» **Exercise**
Going line by line through the data below, how many lines contain the word "Leadsourceid"? Give only the number.

Page and application data records
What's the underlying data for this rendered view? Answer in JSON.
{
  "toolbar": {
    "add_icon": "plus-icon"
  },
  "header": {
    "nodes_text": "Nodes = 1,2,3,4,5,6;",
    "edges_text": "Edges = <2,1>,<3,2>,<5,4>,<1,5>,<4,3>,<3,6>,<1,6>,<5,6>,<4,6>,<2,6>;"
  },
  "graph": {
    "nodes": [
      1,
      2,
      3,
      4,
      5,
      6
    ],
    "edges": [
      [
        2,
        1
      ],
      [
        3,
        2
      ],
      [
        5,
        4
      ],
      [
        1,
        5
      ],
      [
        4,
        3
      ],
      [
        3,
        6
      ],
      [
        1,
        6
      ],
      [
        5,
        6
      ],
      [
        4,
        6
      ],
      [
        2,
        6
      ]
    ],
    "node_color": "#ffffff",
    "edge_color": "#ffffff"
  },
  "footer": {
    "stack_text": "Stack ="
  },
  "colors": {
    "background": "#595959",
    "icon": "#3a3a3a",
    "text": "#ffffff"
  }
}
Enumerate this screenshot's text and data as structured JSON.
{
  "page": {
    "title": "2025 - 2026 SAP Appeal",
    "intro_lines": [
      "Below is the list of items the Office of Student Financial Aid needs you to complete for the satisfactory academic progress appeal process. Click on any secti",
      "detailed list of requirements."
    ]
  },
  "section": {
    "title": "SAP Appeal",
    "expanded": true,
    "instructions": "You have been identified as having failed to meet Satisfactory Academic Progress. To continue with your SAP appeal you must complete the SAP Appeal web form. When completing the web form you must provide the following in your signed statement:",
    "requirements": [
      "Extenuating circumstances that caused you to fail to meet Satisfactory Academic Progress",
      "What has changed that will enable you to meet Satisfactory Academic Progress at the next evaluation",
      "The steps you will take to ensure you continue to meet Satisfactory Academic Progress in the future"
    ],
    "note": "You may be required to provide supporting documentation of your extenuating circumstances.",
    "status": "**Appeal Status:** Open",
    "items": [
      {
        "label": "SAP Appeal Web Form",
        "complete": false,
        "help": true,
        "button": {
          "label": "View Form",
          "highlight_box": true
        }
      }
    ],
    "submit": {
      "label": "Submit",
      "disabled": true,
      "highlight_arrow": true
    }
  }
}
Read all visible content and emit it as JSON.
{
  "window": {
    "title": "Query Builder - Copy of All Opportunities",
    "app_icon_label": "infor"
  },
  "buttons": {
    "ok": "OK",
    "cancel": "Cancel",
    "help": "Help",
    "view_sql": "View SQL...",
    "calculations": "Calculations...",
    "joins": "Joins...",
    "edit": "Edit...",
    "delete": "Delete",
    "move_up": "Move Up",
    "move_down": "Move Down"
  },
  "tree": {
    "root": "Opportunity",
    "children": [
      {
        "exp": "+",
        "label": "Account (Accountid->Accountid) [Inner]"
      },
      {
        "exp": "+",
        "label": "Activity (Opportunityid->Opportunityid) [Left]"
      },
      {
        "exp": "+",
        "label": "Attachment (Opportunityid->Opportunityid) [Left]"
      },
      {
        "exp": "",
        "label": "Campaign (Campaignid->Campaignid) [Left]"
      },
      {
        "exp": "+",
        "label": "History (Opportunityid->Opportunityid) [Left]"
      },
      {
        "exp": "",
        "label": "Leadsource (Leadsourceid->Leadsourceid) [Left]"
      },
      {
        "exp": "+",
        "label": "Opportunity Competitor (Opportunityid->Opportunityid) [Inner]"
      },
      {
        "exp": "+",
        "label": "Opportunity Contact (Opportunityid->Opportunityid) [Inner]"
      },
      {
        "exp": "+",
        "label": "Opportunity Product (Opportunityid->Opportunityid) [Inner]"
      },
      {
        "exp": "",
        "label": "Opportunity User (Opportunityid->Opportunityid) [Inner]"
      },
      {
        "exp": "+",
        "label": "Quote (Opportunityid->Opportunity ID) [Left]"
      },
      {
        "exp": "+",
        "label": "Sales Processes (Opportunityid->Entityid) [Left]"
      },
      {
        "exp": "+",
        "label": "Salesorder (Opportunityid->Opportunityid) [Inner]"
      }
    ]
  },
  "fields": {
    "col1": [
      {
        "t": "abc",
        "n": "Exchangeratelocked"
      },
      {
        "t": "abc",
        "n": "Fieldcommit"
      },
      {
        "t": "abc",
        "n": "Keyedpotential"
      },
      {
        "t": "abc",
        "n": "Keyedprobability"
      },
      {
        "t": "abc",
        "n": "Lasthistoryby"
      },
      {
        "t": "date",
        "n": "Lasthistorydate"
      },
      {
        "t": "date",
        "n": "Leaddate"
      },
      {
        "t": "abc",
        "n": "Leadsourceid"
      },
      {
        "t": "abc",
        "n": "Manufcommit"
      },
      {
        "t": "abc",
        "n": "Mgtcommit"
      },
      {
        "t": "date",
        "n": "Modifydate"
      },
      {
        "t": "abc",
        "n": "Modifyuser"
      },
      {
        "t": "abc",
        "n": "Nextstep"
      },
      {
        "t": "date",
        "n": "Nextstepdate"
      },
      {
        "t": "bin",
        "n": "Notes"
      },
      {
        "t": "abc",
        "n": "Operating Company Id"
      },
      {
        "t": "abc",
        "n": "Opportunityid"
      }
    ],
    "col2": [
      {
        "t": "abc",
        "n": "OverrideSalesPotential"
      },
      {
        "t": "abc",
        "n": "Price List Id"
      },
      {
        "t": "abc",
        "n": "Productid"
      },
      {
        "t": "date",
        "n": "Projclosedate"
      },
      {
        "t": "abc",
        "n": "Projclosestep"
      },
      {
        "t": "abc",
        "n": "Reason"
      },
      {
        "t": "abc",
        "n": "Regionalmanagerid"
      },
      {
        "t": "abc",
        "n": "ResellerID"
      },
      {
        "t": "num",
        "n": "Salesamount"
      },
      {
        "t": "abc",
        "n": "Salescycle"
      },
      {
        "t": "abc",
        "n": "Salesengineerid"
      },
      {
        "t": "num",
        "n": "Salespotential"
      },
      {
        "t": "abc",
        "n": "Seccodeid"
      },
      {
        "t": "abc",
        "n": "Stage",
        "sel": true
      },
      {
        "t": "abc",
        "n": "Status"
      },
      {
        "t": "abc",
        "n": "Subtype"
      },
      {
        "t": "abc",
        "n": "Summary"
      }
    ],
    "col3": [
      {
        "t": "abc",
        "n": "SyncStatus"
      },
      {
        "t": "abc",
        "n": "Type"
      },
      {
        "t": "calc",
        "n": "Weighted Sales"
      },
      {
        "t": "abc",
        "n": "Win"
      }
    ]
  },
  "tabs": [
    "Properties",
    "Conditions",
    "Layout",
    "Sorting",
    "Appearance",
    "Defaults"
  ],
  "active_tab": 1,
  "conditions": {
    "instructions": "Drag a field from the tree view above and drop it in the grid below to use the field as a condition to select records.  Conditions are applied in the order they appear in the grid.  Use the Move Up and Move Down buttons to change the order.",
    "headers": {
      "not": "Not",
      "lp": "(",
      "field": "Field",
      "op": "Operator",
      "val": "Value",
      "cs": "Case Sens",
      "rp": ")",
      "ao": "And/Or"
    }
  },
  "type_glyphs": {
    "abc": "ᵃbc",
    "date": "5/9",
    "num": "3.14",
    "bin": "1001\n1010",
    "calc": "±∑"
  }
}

» **Answer section**
2